__ACTIVITY__:
Tell me how many lines in the data below hold the string "name", and say nothing else.

__DATA EXCERPTS__:
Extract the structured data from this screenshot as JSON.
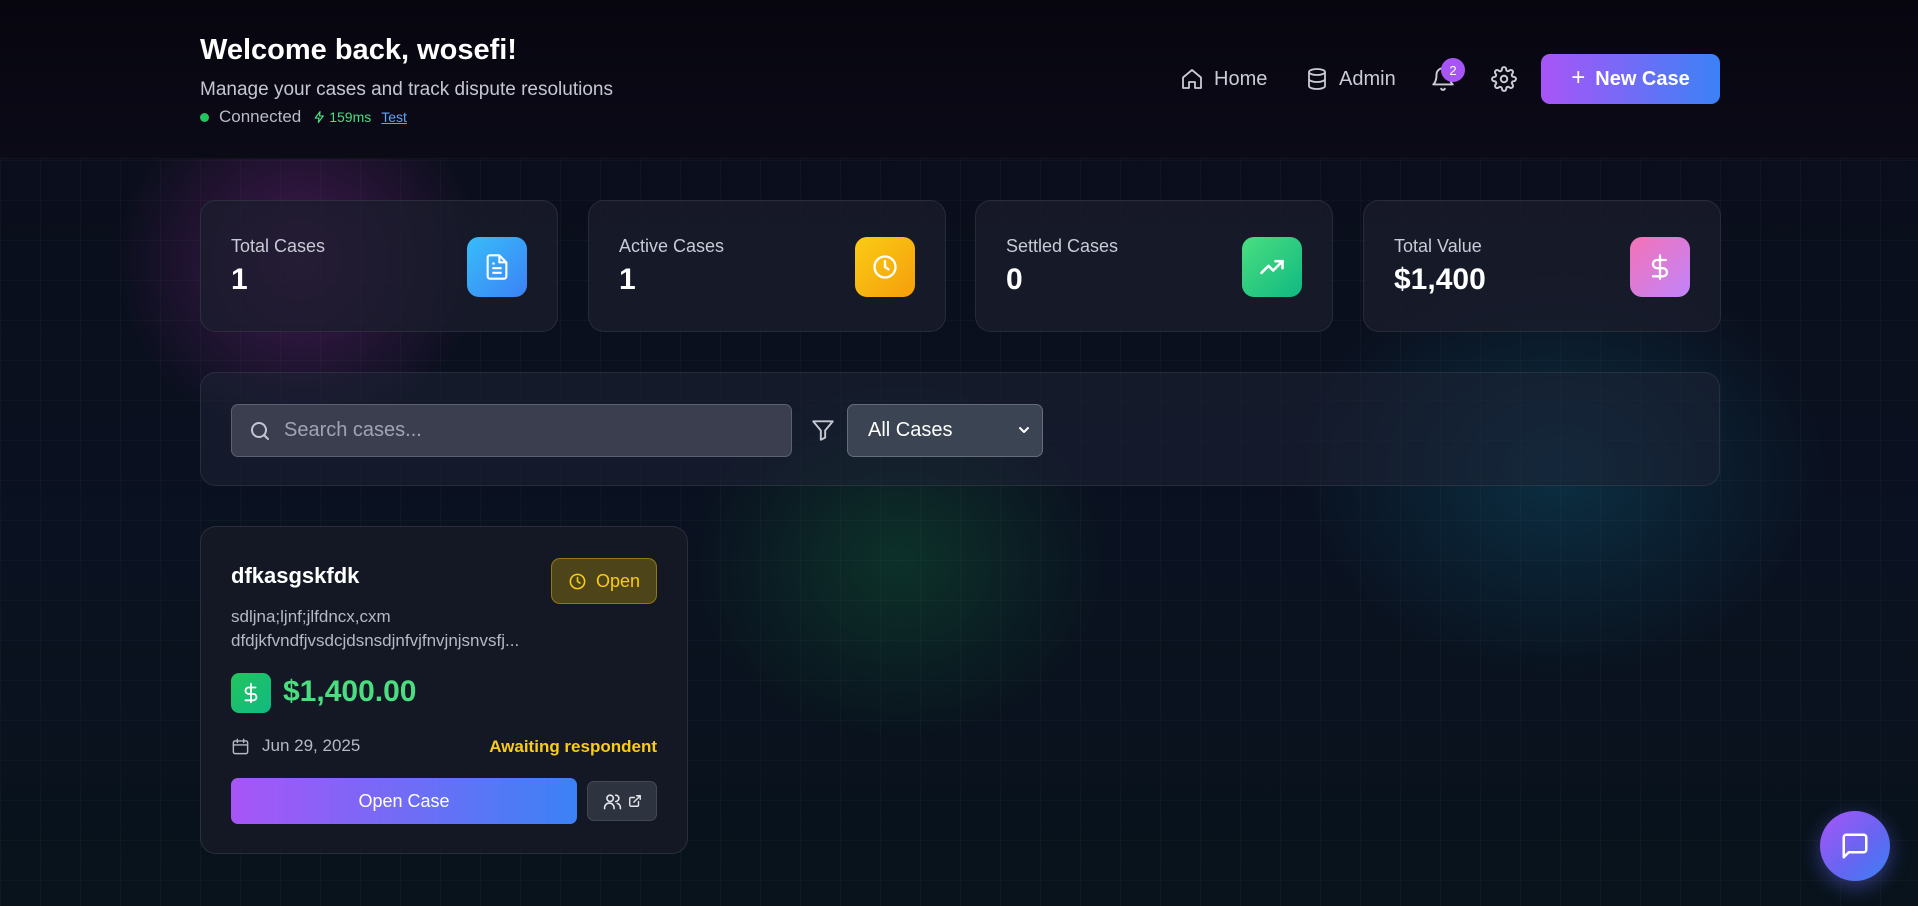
{
  "header": {
    "welcome": "Welcome back, wosefi!",
    "subtitle": "Manage your cases and track dispute resolutions",
    "status": {
      "connected": "Connected",
      "latency": "159ms",
      "test_link": "Test"
    },
    "nav": {
      "home": "Home",
      "admin": "Admin"
    },
    "notifications_count": "2",
    "new_case": "New Case"
  },
  "stats": [
    {
      "label": "Total Cases",
      "value": "1",
      "icon": "document-icon",
      "color": "#38bdf8"
    },
    {
      "label": "Active Cases",
      "value": "1",
      "icon": "clock-icon",
      "color": "#f59e0b"
    },
    {
      "label": "Settled Cases",
      "value": "0",
      "icon": "trending-up-icon",
      "color": "#22c55e"
    },
    {
      "label": "Total Value",
      "value": "$1,400",
      "icon": "dollar-icon",
      "color": "#e879f9"
    }
  ],
  "filters": {
    "search_placeholder": "Search cases...",
    "select_value": "All Cases"
  },
  "case": {
    "title": "dfkasgskfdk",
    "status": "Open",
    "description_line1": "sdljna;ljnf;jlfdncx,cxm",
    "description_line2": "dfdjkfvndfjvsdcjdsnsdjnfvjfnvjnjsnvsfj...",
    "amount": "$1,400.00",
    "date": "Jun 29, 2025",
    "state": "Awaiting respondent",
    "open_button": "Open Case"
  },
  "colors": {
    "accent_from": "#a855f7",
    "accent_to": "#3b82f6",
    "success": "#4ade80",
    "warning": "#facc15"
  }
}
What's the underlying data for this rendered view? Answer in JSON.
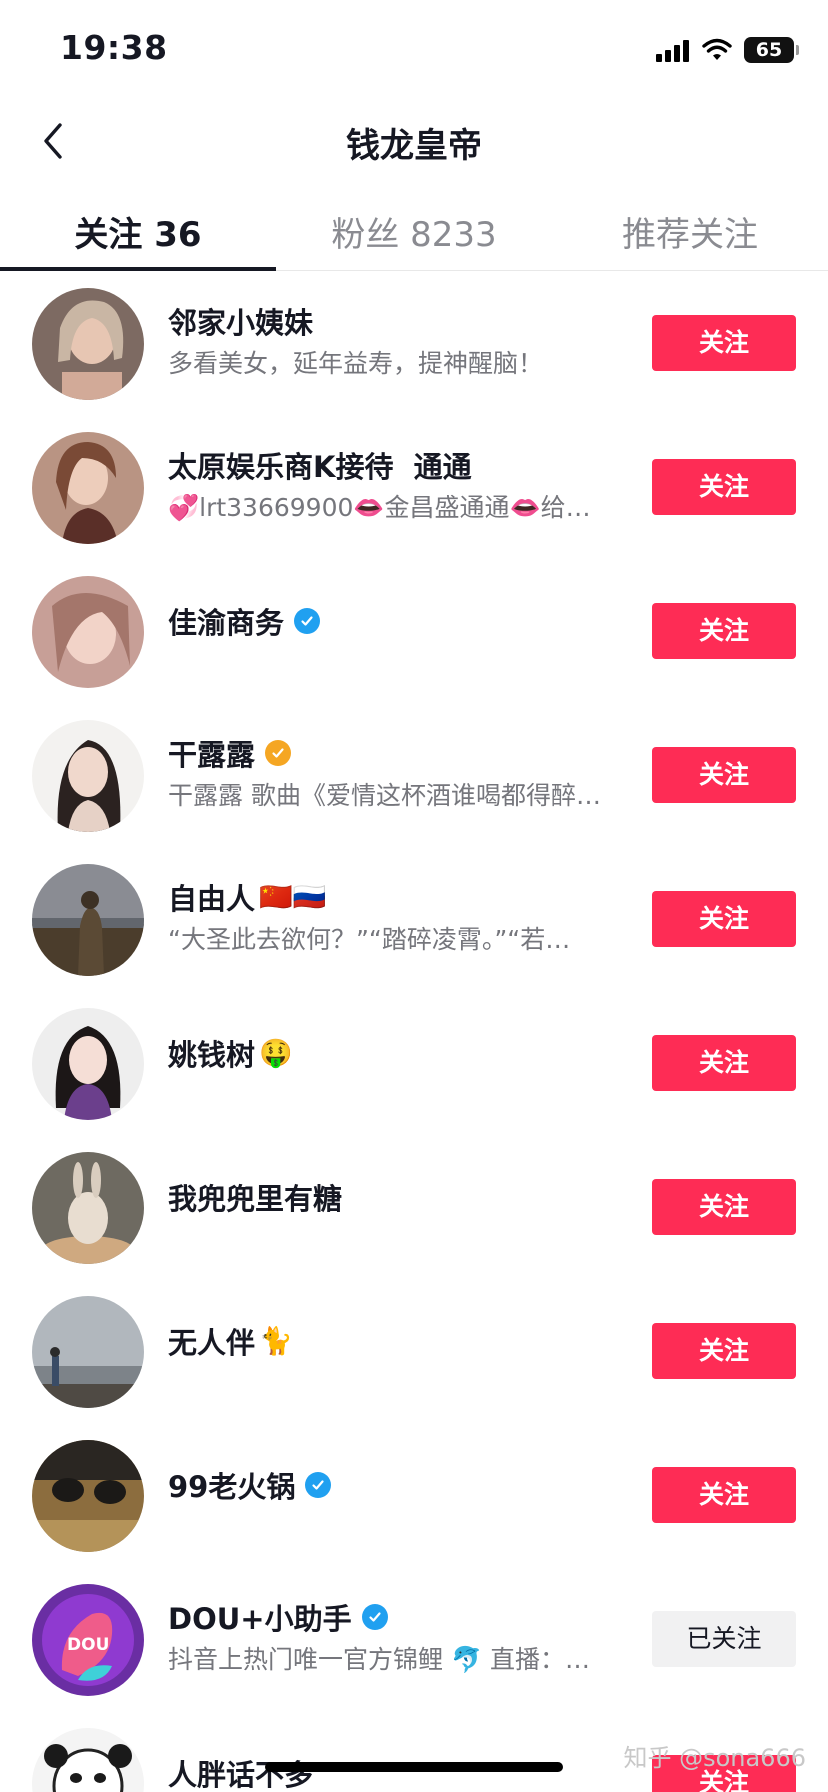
{
  "status_bar": {
    "time": "19:38",
    "battery": "65",
    "icons": [
      "signal-icon",
      "wifi-icon",
      "battery-icon"
    ]
  },
  "nav": {
    "title": "钱龙皇帝",
    "back_icon": "chevron-left-icon"
  },
  "tabs": [
    {
      "label": "关注 36",
      "active": true
    },
    {
      "label": "粉丝 8233",
      "active": false
    },
    {
      "label": "推荐关注",
      "active": false
    }
  ],
  "users": [
    {
      "name": "邻家小姨妹",
      "desc": "多看美女，延年益寿，提神醒脑！",
      "button": "关注",
      "followed": false
    },
    {
      "name": "太原娱乐商K接待  通通",
      "desc": "💞lrt33669900👄金昌盛通通👄给…",
      "button": "关注",
      "followed": false
    },
    {
      "name": "佳渝商务",
      "badge": "blue",
      "desc": "",
      "button": "关注",
      "followed": false
    },
    {
      "name": "干露露",
      "badge": "gold",
      "desc": "干露露 歌曲《爱情这杯酒谁喝都得醉…",
      "button": "关注",
      "followed": false
    },
    {
      "name": "自由人",
      "emoji": "🇨🇳🇷🇺",
      "desc": "“大圣此去欲何？”“踏碎凌霄。”“若…",
      "button": "关注",
      "followed": false
    },
    {
      "name": "姚钱树",
      "emoji": "🤑",
      "desc": "",
      "button": "关注",
      "followed": false
    },
    {
      "name": "我兜兜里有糖",
      "desc": "",
      "button": "关注",
      "followed": false
    },
    {
      "name": "无人伴",
      "emoji": "🐈",
      "desc": "",
      "button": "关注",
      "followed": false
    },
    {
      "name": "99老火锅",
      "badge": "blue",
      "desc": "",
      "button": "关注",
      "followed": false
    },
    {
      "name": "DOU+小助手",
      "badge": "blue",
      "desc": "抖音上热门唯一官方锦鲤 🐬 直播：…",
      "button": "已关注",
      "followed": true
    },
    {
      "name": "人胖话不多",
      "desc": "",
      "button": "关注",
      "followed": false
    }
  ],
  "watermark": "知乎 @sona666",
  "colors": {
    "accent": "#fe2c55",
    "verified_blue": "#20a0f0",
    "verified_gold": "#f5a623",
    "text_primary": "#161823",
    "text_secondary": "#75767c"
  }
}
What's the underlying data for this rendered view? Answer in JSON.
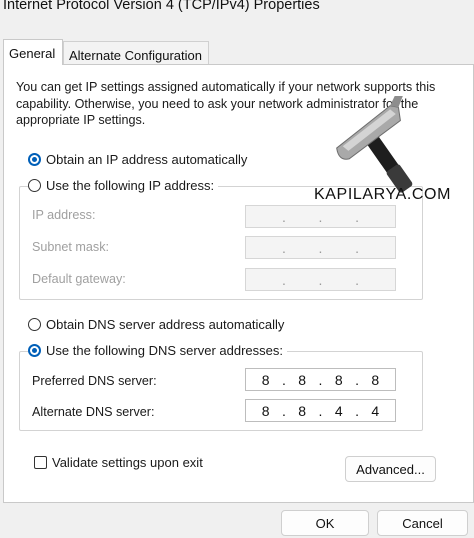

__THE COMPLETED TASK__:
11